◆ Entries from a dataset of interfaces
Segment Open
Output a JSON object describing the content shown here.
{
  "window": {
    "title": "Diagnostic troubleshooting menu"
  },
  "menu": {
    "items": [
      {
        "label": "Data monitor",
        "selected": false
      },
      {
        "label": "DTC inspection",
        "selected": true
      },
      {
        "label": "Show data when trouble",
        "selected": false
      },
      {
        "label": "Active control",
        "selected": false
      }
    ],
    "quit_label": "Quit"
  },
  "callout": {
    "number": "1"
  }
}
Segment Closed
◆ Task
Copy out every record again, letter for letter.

◆ Solution to this task
Output a JSON object describing the content shown here.
{
  "window": {
    "title": "Diagnostic troubleshooting menu"
  },
  "menu": {
    "items": [
      {
        "label": "Data monitor",
        "selected": false
      },
      {
        "label": "DTC inspection",
        "selected": true
      },
      {
        "label": "Show data when trouble",
        "selected": false
      },
      {
        "label": "Active control",
        "selected": false
      }
    ],
    "quit_label": "Quit"
  },
  "callout": {
    "number": "1"
  }
}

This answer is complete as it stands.